Binkleys lose again on bitter gold dredge access fight
The Alaska Supreme Court has again decided in favor of Fairbanks land developer John Reeves in his long-running battle with the Binkley family over access to property near Gold Dredge No. 8 in Fox, a site visited by thousands of people from around the world every week.
The court last week rejected a claim from the Binkleys that Reeves improperly concealed his ownership of an easement across property they bought for the Binkley tourist railway that takes customers to the dredge for gold panning all summer long.
The Binkleys said Reeves planned to build a road, raise the grade 2.5 feet and start running big dump trucks to his commercial landfill, damaging their business.
While the decision is not the final word on the standoff, it gives Reeves an edge in a dispute that is likely to prove costly for the Binkleys.
The warring parties are two of the most prominent families in the history of Interior Alaska tourism. There are strong wills on both sides, which is one reason why there have been mediation sessions, a non-jury trial and appeals to the Alaska Supreme Court.
Reeves is a larger-than-life character who had the vision and skills to turn a broken-down gold dredge into a major tourist attraction more than 35 years ago, later selling it to Holland America. He is a savvy businessman whose place in American legal history was assured when he successfully sued the Alyeska Pipeline Service Co., after the oil companies appropriated his idea for a pipeline visitor center in Fox. The companies paid about $4.8 million.
For three generations, the Binkleys have operated the Riverboat Discovery, expanding over the past few decades with a gold mining attraction now based on the property they bought from Holland America about 10 miles north of Fairbanks on the Old Steese Highway.
The court ruled in January that the short tourist railway built by the Binkleys to take customers to the dredge amid the piles of gravel tailings crosses an easement of up to 100 feet owned by Reeves.
After the parties could not agree between 2009 and 2012 on the sale of the easement, Reeves built a rough dirt road on it. The Binkleys blocked the road with gravel berms and have been in court ever since trying to get a declaration that the easement no longer exists.
At a three-day trial in 2013, Reeves said that the Binkleys "came in like a thief and stole" his property rights by blocking the road.
"I didn't try and steal the easement," John Binkley said at the trial, adding that he was protecting his family's property rights.

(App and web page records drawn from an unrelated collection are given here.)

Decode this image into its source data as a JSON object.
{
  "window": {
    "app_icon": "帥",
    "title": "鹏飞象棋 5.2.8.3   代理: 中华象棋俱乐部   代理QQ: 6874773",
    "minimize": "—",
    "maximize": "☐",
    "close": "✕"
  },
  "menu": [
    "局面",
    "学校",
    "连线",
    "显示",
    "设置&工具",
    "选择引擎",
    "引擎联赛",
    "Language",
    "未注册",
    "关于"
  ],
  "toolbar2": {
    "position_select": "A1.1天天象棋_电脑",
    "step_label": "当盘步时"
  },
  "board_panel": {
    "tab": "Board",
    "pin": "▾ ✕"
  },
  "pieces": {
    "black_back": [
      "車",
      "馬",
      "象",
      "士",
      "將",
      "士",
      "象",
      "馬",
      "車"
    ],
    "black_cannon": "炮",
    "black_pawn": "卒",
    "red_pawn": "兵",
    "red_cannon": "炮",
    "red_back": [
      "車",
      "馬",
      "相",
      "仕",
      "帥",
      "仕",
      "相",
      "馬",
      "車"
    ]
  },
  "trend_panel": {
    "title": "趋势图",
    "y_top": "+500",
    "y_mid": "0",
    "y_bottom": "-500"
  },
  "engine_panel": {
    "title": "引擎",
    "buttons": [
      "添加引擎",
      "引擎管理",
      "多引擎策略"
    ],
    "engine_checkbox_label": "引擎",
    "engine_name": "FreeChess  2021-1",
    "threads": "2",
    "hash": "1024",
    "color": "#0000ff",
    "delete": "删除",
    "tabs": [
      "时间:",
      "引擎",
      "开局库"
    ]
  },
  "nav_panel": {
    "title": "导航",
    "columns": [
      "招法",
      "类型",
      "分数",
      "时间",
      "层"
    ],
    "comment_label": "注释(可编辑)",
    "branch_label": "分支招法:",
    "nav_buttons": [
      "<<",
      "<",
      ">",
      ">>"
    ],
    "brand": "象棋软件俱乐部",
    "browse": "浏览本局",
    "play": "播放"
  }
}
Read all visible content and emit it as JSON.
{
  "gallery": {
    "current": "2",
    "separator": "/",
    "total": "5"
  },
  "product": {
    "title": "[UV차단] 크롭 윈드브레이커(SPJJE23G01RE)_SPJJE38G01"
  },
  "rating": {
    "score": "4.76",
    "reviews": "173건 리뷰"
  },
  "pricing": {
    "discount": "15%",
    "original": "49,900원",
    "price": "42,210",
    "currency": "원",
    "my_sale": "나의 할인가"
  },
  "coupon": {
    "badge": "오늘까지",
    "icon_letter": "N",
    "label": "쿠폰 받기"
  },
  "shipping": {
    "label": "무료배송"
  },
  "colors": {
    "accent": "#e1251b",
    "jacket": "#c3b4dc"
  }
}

"We weren't trying to sue you John, but that's what prompted us to take action to try and get the injunction and get the court to decide what is the status of the easement," Binkley said at the trial.
The Supreme Court has confirmed that the easement stands.
The Binkleys operate through Godspeed Properties LLC and Gold Dredge 8 LLC, which are owned by members of the family, including Ryan Binkley, president and CEO of the Anchorage Daily News.
The drawing below, included in the court files, shows the easement between the lots marked MS-1724, a lot purchased by the Binkleys from Alice Ellingson, and MS-851, home of the dredge. The railroad crosses from MS-1724 to MS-851.
Reeves owns MS-1709, west of the gold dredge, at the end of the easement.
A Fairbanks Superior Court judge ruled in favor of the Binkleys five years ago, but the Supreme Court overturned that decision.
In the latest round, the Binkleys said Reeves "concealed his purported easement during negotiations with Godspeed prior to Godspeed purchasing the property from the Ellingsons," a claim rejected by Reeves.
In any event, the court said July 13 that the Binkleys did not flush out this argument before the lower court, so there is no reason to consider it on appeal.